First Minister Nicola Sturgeon has again faced questions over the speed of the Covid-19 vaccine rollout in Scotland after the country saw its lowest daily total doses on record on Sunday, at under 10,000 jags.
The Scottish Government has delivered a first dose to 575,897 Scots, just over half the one million that Health Secretary Jeane Freeman initally said would be vaccinated by the end of January.
An “adapted estimate” of 560,000 given by Ms Freeman in mid January has been exceeded, but the SNP faced criticisms of “setting the bar too low” with amended targets.
The country has also been compared unfavourably to other UK nations. Around 13 per cent of the adult population in Scotland have been given a first dose, compared to 18 per cent of adults in England.
“With vaccinations slowing down, the Scottish Government needs to push ahead with a more effective plan that can speed up the pace. They must show more ambition and outline details for a full 24-hour vaccination rollout,” said Scottish Labour interim leader Jackie Baillie.
“If we are in race against the virus then we’re losing that race and it is the people of Scotland who are paying the price.”
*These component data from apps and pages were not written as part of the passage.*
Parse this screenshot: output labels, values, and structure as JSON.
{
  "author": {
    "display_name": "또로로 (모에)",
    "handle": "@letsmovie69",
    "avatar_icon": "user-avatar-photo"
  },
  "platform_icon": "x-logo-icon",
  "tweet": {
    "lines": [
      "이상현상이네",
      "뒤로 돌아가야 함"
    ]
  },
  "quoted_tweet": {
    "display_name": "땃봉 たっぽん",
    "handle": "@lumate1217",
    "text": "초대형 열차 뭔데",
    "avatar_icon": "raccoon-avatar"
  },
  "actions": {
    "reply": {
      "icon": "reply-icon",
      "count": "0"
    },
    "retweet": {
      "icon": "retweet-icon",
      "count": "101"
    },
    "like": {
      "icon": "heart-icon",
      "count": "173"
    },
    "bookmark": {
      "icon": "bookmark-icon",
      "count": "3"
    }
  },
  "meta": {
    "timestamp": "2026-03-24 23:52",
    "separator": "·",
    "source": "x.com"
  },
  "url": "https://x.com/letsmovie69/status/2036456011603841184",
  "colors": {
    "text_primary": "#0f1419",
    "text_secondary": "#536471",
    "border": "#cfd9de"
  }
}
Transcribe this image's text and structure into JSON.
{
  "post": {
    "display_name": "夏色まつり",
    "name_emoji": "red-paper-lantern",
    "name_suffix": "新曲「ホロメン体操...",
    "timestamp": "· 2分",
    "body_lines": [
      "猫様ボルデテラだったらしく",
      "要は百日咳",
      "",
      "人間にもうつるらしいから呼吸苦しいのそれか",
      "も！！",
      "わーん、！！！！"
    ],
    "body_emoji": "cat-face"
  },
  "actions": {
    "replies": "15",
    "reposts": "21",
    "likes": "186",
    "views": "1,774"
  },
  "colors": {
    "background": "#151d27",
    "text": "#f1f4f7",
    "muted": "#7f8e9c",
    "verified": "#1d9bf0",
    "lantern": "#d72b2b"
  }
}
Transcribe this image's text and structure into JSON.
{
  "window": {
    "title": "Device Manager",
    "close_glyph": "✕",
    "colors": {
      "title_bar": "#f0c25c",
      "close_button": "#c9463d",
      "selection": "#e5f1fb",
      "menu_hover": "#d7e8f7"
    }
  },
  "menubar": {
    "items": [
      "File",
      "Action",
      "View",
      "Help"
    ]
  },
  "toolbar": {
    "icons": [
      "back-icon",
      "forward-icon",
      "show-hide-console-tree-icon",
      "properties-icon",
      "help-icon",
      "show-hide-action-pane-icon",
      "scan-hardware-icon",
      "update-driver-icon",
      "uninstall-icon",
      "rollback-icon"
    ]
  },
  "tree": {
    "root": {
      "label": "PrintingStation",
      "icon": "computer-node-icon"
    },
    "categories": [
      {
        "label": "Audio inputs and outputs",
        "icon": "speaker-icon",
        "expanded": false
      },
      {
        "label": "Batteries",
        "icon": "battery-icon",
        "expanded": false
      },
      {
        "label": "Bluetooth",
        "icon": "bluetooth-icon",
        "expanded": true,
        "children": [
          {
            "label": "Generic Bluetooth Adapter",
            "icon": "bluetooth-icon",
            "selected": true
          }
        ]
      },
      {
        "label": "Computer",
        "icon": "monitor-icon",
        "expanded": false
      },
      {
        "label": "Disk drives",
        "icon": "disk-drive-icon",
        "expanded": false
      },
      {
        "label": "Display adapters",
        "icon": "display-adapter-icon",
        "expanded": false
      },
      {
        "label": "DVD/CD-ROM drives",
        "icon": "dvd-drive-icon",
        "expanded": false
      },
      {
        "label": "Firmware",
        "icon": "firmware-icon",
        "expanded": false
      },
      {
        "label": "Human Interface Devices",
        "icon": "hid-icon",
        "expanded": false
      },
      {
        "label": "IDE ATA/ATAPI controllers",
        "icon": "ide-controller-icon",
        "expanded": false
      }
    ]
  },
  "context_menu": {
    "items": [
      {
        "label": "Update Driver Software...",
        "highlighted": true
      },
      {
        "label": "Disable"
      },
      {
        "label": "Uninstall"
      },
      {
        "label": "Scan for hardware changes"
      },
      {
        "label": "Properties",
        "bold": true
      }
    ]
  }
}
Almost all care home residents – 98 per cent – have received a first dose, along with 88 per cent of care home staff and 80 per cent of those over the age of 80.
Some 113 per cent of frontline health and social care workers in Scotland are recorded as having been vaccinated following an underestimate of the size of this cohort.
When asked at the daily coronavirus briefing on Monday if the size of any other cohorts may have been underestimated, thereby inflating the percentages which have been vaccinated, Ms Sturgeon said she had been looking “in detail” at the issue on Monday.
“I actually think in the over-80s cohort the issue may be the opposite,” she said.
She said the figure of health and social care staff was a “rough estimate” and that reasons behind the discrepancy may include the figure being too low, and in some cases doses being given to non-frontline staff who were deemed to be of equal priority.
Ms Sturgeon said the country is “ahead of schedule” to complete vaccination of all over 80s by Friday this week – a target which was initially set for the end of last week.
Some 9,628 people were given a first dose on Sunday, the lowest daily total since the Scottish Government began publishing daily figures on January 11.
Figures were also unusually low last Sunday, and Ms Sturgeon said she wanted to investigate.
"It looks to me as if, for some reason, we are simply falling off a bit on a Sunday… I can’t tell you any more than that right now in terms of the explanation,” she said.
“I’m absolutely clear to the team that if that is an issue then we obviously need to resolve that because we need to make sure we’re going at a certain pace every single day.”
Doses delivered on Sundays have also been lower in other nations. Figures tend to increase each day in Scotland, but on Thursday and Saturday last week they dropped by around 20 per cent from the day before. Sunday’s figure was a third of the highest daily total last week – Wednesday, at almost 30,000 doses.
Scottish Conservative leader Douglas Ross called the dosage drop a “shambles”.
"The SNP are failing to deliver a seven-day service,” he said, adding: “If this sounds like Groundhog Day, it’s because the Scottish Conservatives said the same thing last week. For the second Sunday in a row, delivery has been a shambles and vaccine figures have fallen off a cliff.”
The First Minister said by the end of this week everyone aged between 70 and 79, and all adults of any age classed as being clinically extremely vulnerable, will have received a letter inviting them to come for vaccination.
“We are well on track for everyone in these groups to have received the first dose by mid-February,” she said.
Some 14 per cent of those over 75 have now been given a first dose.
It comes as mass vaccination centres opened in several locations around the country on Monday, including the Edinburgh International Conference Centre (EICC) and the P&J Live in Aberdeen. More than 150 more centres are due to be up and running by the end of this week.
These centres are capable of vaccinating thousands of people per day, but Ms Sturgeon said they are prevented from reaching full capacity by supply shortages.
The NHS Louisa Jordan has been delivering between 1,000 and 2,000 doses per day since December, Ms Sturgeon said, with the capacity to reach 10,000 per day. The EICC has capacity for 21,000 doses a week, but began with a target of 1,620 in its first day on Monday.
A row over supply figures continues, as the Scottish Government is due to publish details of vaccine supply from this week. This information had previously been withheld after the UK Government expressed concerns over supply chain security.
Scottish Secretary Alister Jack said on Sunday that around one million doses had been allocated to Scotland.
Liberal Democrat leader Willie Rennie said the public “deserve to know” why vaccine doses remain in storage.
"For weeks the First Minister has been claiming that Scotland's vaccination lag was due to the decision to focus on care homes,” he said.
"But now almost all care home residents on both sides of the border have been vaccinated and the gap is still widening.
"The First Minister is in denial if she thinks the public are going to be taken in by this charade. We are seeing deadlines for vaccination invites whizz past and tens of thousands of doses apparently sitting unused. The public deserve to know why."